Start of Supplied records
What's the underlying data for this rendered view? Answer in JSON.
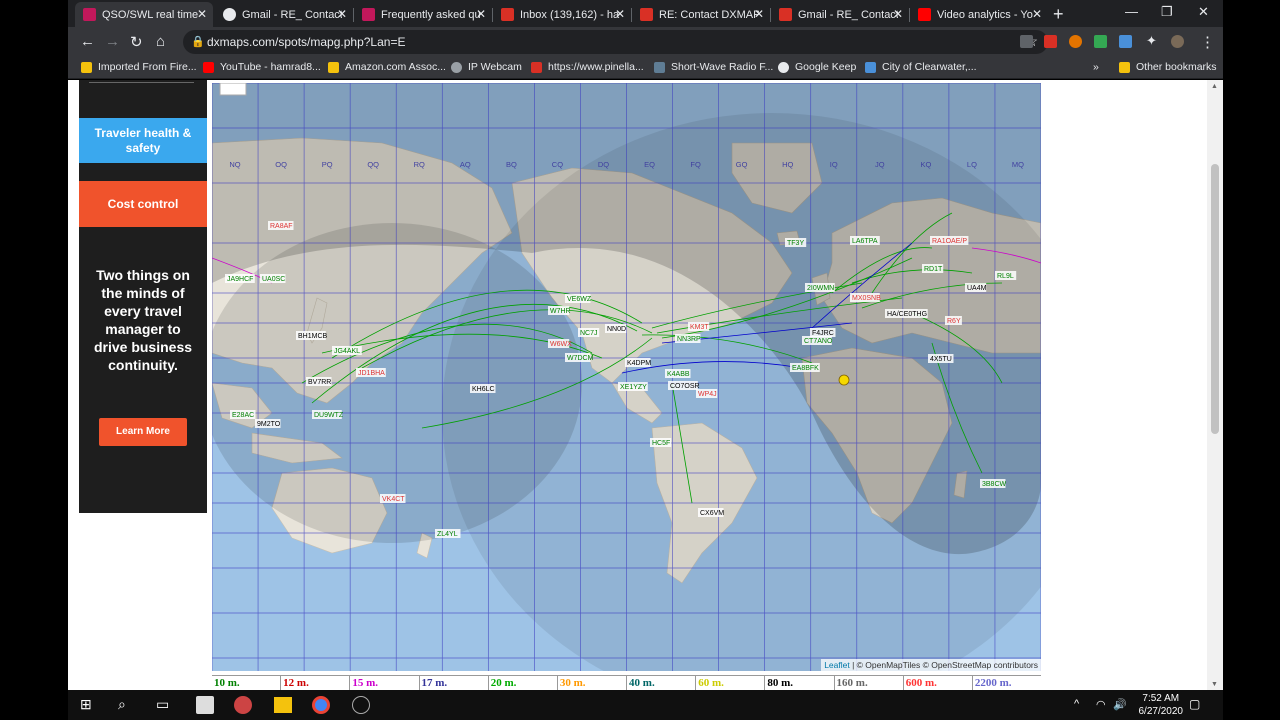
{
  "tabs": [
    {
      "title": "QSO/SWL real time",
      "favicon_color": "#c2185b",
      "active": true
    },
    {
      "title": "Gmail - RE_ Contact",
      "favicon_color": "#e8eaed",
      "active": false
    },
    {
      "title": "Frequently asked qu",
      "favicon_color": "#c2185b",
      "active": false
    },
    {
      "title": "Inbox (139,162) - ha",
      "favicon_color": "#d93025",
      "active": false
    },
    {
      "title": "RE: Contact DXMAP",
      "favicon_color": "#d93025",
      "active": false
    },
    {
      "title": "Gmail - RE_ Contact",
      "favicon_color": "#d93025",
      "active": false
    },
    {
      "title": "Video analytics - Yo",
      "favicon_color": "#ff0000",
      "active": false
    }
  ],
  "toolbar": {
    "url": "dxmaps.com/spots/mapg.php?Lan=E"
  },
  "bookmarks": [
    {
      "label": "Imported From Fire...",
      "color": "#f4c20d"
    },
    {
      "label": "YouTube - hamrad8...",
      "color": "#ff0000"
    },
    {
      "label": "Amazon.com Assoc...",
      "color": "#f4c20d"
    },
    {
      "label": "IP Webcam",
      "color": "#9aa0a6"
    },
    {
      "label": "https://www.pinella...",
      "color": "#d93025"
    },
    {
      "label": "Short-Wave Radio F...",
      "color": "#5f7d95"
    },
    {
      "label": "Google Keep",
      "color": "#e8eaed"
    },
    {
      "label": "City of Clearwater,...",
      "color": "#4a90d9"
    }
  ],
  "other_bookmarks": "Other bookmarks",
  "ad": {
    "blue_label": "Traveler health & safety",
    "orange_label": "Cost control",
    "headline": "Two things on the minds of every travel manager to drive business continuity.",
    "button": "Learn More"
  },
  "map": {
    "attribution_leaflet": "Leaflet",
    "attribution_rest": " | © OpenMapTiles © OpenStreetMap contributors",
    "grid_cols": [
      "NQ",
      "OQ",
      "PQ",
      "QQ",
      "RQ",
      "AQ",
      "BQ",
      "CQ",
      "DQ",
      "EQ",
      "FQ",
      "GQ",
      "HQ",
      "IQ",
      "JQ",
      "KQ",
      "LQ",
      "MQ"
    ],
    "callsigns": [
      "RA8AF",
      "UA0SC",
      "JA9HCF",
      "BH1MCB",
      "JG4AKL",
      "JD1BHA",
      "BV7RR",
      "DU9WTZ",
      "E28AC",
      "9M2TO",
      "VK4CT",
      "ZL4YL",
      "KH6LC",
      "W7HR",
      "VE6WZ",
      "W6WX",
      "NC7J",
      "W7DCM",
      "NN0D",
      "NN3RP",
      "KM3T",
      "K4DPM",
      "XE1YZY",
      "K4ABB",
      "CO7OSR",
      "WP4J",
      "HC5F",
      "CX6VM",
      "TF3Y",
      "LA6TPA",
      "RA1OAE/P",
      "RD1T",
      "RL9L",
      "UA4M",
      "2I0WMN",
      "MX0SNB",
      "HA/CE0THG",
      "CT7ANO",
      "EA8BFK",
      "4X5TU",
      "R6Y",
      "3B8CW",
      "F4JRC"
    ],
    "sun_marker_color": "#f5d800"
  },
  "bands": [
    {
      "label": "10 m.",
      "color": "#008000"
    },
    {
      "label": "12 m.",
      "color": "#cc0000"
    },
    {
      "label": "15 m.",
      "color": "#cc00cc"
    },
    {
      "label": "17 m.",
      "color": "#333399"
    },
    {
      "label": "20 m.",
      "color": "#00aa00"
    },
    {
      "label": "30 m.",
      "color": "#ff9900"
    },
    {
      "label": "40 m.",
      "color": "#006666"
    },
    {
      "label": "60 m.",
      "color": "#cccc00"
    },
    {
      "label": "80 m.",
      "color": "#000000"
    },
    {
      "label": "160 m.",
      "color": "#666666"
    },
    {
      "label": "600 m.",
      "color": "#ff3333"
    },
    {
      "label": "2200 m.",
      "color": "#6666cc"
    }
  ],
  "taskbar": {
    "time": "7:52 AM",
    "date": "6/27/2020"
  }
}
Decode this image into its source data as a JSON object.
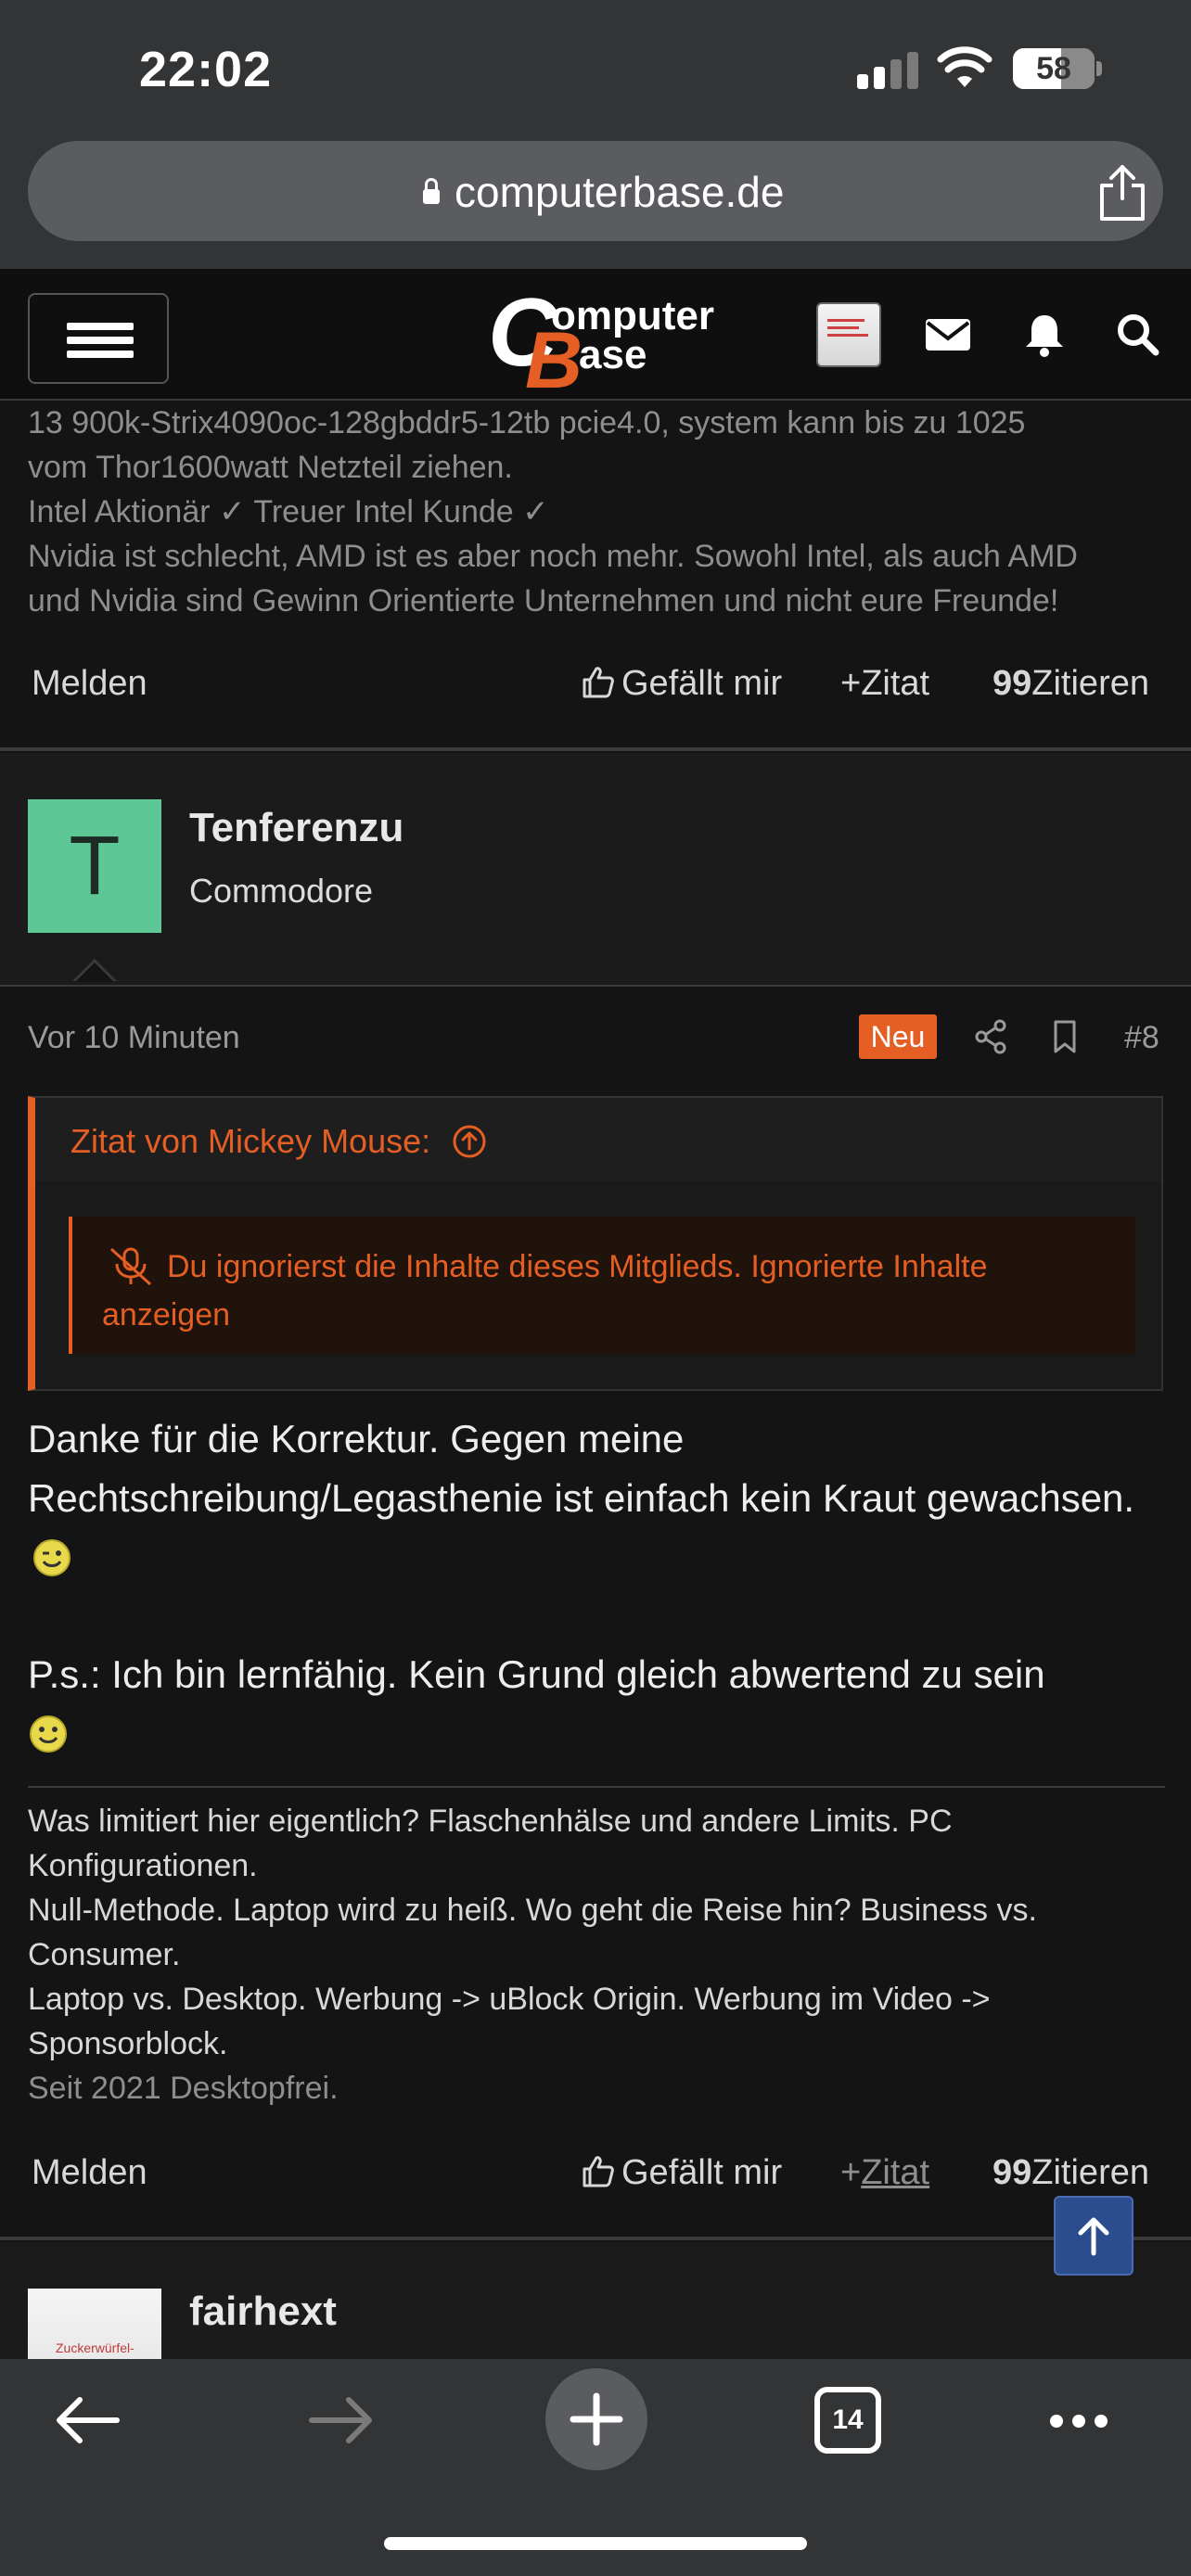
{
  "status_bar": {
    "time": "22:02",
    "battery": "58"
  },
  "browser": {
    "url": "computerbase.de"
  },
  "site": {
    "logo_letter_c": "C",
    "logo_letter_b": "B",
    "logo_word1": "omputer",
    "logo_word2": "ase"
  },
  "prev_post": {
    "signature": [
      "13 900k-Strix4090oc-128gbddr5-12tb pcie4.0, system kann bis zu 1025",
      "vom Thor1600watt Netzteil ziehen.",
      "Intel Aktionär ✓ Treuer Intel Kunde ✓",
      "Nvidia ist schlecht, AMD ist es aber noch mehr. Sowohl Intel, als auch AMD",
      "und Nvidia sind Gewinn Orientierte Unternehmen und nicht eure Freunde!"
    ],
    "actions": {
      "report": "Melden",
      "like": "Gefällt mir",
      "zitat": "Zitat",
      "zitieren": "Zitieren"
    }
  },
  "post": {
    "avatar_letter": "T",
    "username": "Tenferenzu",
    "user_title": "Commodore",
    "time": "Vor 10 Minuten",
    "badge": "Neu",
    "number": "#8",
    "quote_author": "Zitat von Mickey Mouse:",
    "ignored_text": "Du ignorierst die Inhalte dieses Mitglieds.",
    "ignored_link": "Ignorierte Inhalte anzeigen",
    "body_p1": "Danke für die Korrektur. Gegen meine Rechtschreibung/Legasthenie ist einfach kein Kraut gewachsen.",
    "body_p2": "P.s.: Ich bin lernfähig. Kein Grund gleich abwertend zu sein",
    "signature": [
      "Was limitiert hier eigentlich? Flaschenhälse und andere Limits. PC Konfigurationen.",
      "Null-Methode. Laptop wird zu heiß. Wo geht die Reise hin? Business vs. Consumer.",
      "Laptop vs. Desktop. Werbung -> uBlock Origin. Werbung im Video -> Sponsorblock."
    ],
    "signature_faded": "Seit 2021 Desktopfrei.",
    "actions": {
      "report": "Melden",
      "like": "Gefällt mir",
      "zitat": "Zitat",
      "zitieren": "Zitieren"
    }
  },
  "next_post": {
    "username": "fairhext",
    "avatar_text": "Zuckerwürfel-"
  },
  "toolbar": {
    "tab_count": "14"
  },
  "colors": {
    "accent": "#e55e23",
    "avatar_green": "#5ec796",
    "background": "#141414"
  }
}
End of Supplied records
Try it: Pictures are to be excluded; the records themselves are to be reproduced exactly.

Result of this exercise:
What's the underlying data for this rendered view? Answer in JSON.
{
  "tabs": [
    {
      "title": "QSO/SWL real time",
      "favicon_color": "#c2185b",
      "active": true
    },
    {
      "title": "Gmail - RE_ Contact",
      "favicon_color": "#e8eaed",
      "active": false
    },
    {
      "title": "Frequently asked qu",
      "favicon_color": "#c2185b",
      "active": false
    },
    {
      "title": "Inbox (139,162) - ha",
      "favicon_color": "#d93025",
      "active": false
    },
    {
      "title": "RE: Contact DXMAP",
      "favicon_color": "#d93025",
      "active": false
    },
    {
      "title": "Gmail - RE_ Contact",
      "favicon_color": "#d93025",
      "active": false
    },
    {
      "title": "Video analytics - Yo",
      "favicon_color": "#ff0000",
      "active": false
    }
  ],
  "toolbar": {
    "url": "dxmaps.com/spots/mapg.php?Lan=E"
  },
  "bookmarks": [
    {
      "label": "Imported From Fire...",
      "color": "#f4c20d"
    },
    {
      "label": "YouTube - hamrad8...",
      "color": "#ff0000"
    },
    {
      "label": "Amazon.com Assoc...",
      "color": "#f4c20d"
    },
    {
      "label": "IP Webcam",
      "color": "#9aa0a6"
    },
    {
      "label": "https://www.pinella...",
      "color": "#d93025"
    },
    {
      "label": "Short-Wave Radio F...",
      "color": "#5f7d95"
    },
    {
      "label": "Google Keep",
      "color": "#e8eaed"
    },
    {
      "label": "City of Clearwater,...",
      "color": "#4a90d9"
    }
  ],
  "other_bookmarks": "Other bookmarks",
  "ad": {
    "blue_label": "Traveler health & safety",
    "orange_label": "Cost control",
    "headline": "Two things on the minds of every travel manager to drive business continuity.",
    "button": "Learn More"
  },
  "map": {
    "attribution_leaflet": "Leaflet",
    "attribution_rest": " | © OpenMapTiles © OpenStreetMap contributors",
    "grid_cols": [
      "NQ",
      "OQ",
      "PQ",
      "QQ",
      "RQ",
      "AQ",
      "BQ",
      "CQ",
      "DQ",
      "EQ",
      "FQ",
      "GQ",
      "HQ",
      "IQ",
      "JQ",
      "KQ",
      "LQ",
      "MQ"
    ],
    "callsigns": [
      "RA8AF",
      "UA0SC",
      "JA9HCF",
      "BH1MCB",
      "JG4AKL",
      "JD1BHA",
      "BV7RR",
      "DU9WTZ",
      "E28AC",
      "9M2TO",
      "VK4CT",
      "ZL4YL",
      "KH6LC",
      "W7HR",
      "VE6WZ",
      "W6WX",
      "NC7J",
      "W7DCM",
      "NN0D",
      "NN3RP",
      "KM3T",
      "K4DPM",
      "XE1YZY",
      "K4ABB",
      "CO7OSR",
      "WP4J",
      "HC5F",
      "CX6VM",
      "TF3Y",
      "LA6TPA",
      "RA1OAE/P",
      "RD1T",
      "RL9L",
      "UA4M",
      "2I0WMN",
      "MX0SNB",
      "HA/CE0THG",
      "CT7ANO",
      "EA8BFK",
      "4X5TU",
      "R6Y",
      "3B8CW",
      "F4JRC"
    ],
    "sun_marker_color": "#f5d800"
  },
  "bands": [
    {
      "label": "10 m.",
      "color": "#008000"
    },
    {
      "label": "12 m.",
      "color": "#cc0000"
    },
    {
      "label": "15 m.",
      "color": "#cc00cc"
    },
    {
      "label": "17 m.",
      "color": "#333399"
    },
    {
      "label": "20 m.",
      "color": "#00aa00"
    },
    {
      "label": "30 m.",
      "color": "#ff9900"
    },
    {
      "label": "40 m.",
      "color": "#006666"
    },
    {
      "label": "60 m.",
      "color": "#cccc00"
    },
    {
      "label": "80 m.",
      "color": "#000000"
    },
    {
      "label": "160 m.",
      "color": "#666666"
    },
    {
      "label": "600 m.",
      "color": "#ff3333"
    },
    {
      "label": "2200 m.",
      "color": "#6666cc"
    }
  ],
  "taskbar": {
    "time": "7:52 AM",
    "date": "6/27/2020"
  }
}
Decode this image into its source data as a JSON object.
{
  "status_bar": {
    "time": "22:02",
    "battery": "58"
  },
  "browser": {
    "url": "computerbase.de"
  },
  "site": {
    "logo_letter_c": "C",
    "logo_letter_b": "B",
    "logo_word1": "omputer",
    "logo_word2": "ase"
  },
  "prev_post": {
    "signature": [
      "13 900k-Strix4090oc-128gbddr5-12tb pcie4.0, system kann bis zu 1025",
      "vom Thor1600watt Netzteil ziehen.",
      "Intel Aktionär ✓ Treuer Intel Kunde ✓",
      "Nvidia ist schlecht, AMD ist es aber noch mehr. Sowohl Intel, als auch AMD",
      "und Nvidia sind Gewinn Orientierte Unternehmen und nicht eure Freunde!"
    ],
    "actions": {
      "report": "Melden",
      "like": "Gefällt mir",
      "zitat": "Zitat",
      "zitieren": "Zitieren"
    }
  },
  "post": {
    "avatar_letter": "T",
    "username": "Tenferenzu",
    "user_title": "Commodore",
    "time": "Vor 10 Minuten",
    "badge": "Neu",
    "number": "#8",
    "quote_author": "Zitat von Mickey Mouse:",
    "ignored_text": "Du ignorierst die Inhalte dieses Mitglieds.",
    "ignored_link": "Ignorierte Inhalte anzeigen",
    "body_p1": "Danke für die Korrektur. Gegen meine Rechtschreibung/Legasthenie ist einfach kein Kraut gewachsen.",
    "body_p2": "P.s.: Ich bin lernfähig. Kein Grund gleich abwertend zu sein",
    "signature": [
      "Was limitiert hier eigentlich? Flaschenhälse und andere Limits. PC Konfigurationen.",
      "Null-Methode. Laptop wird zu heiß. Wo geht die Reise hin? Business vs. Consumer.",
      "Laptop vs. Desktop. Werbung -> uBlock Origin. Werbung im Video -> Sponsorblock."
    ],
    "signature_faded": "Seit 2021 Desktopfrei.",
    "actions": {
      "report": "Melden",
      "like": "Gefällt mir",
      "zitat": "Zitat",
      "zitieren": "Zitieren"
    }
  },
  "next_post": {
    "username": "fairhext",
    "avatar_text": "Zuckerwürfel-"
  },
  "toolbar": {
    "tab_count": "14"
  },
  "colors": {
    "accent": "#e55e23",
    "avatar_green": "#5ec796",
    "background": "#141414"
  }
}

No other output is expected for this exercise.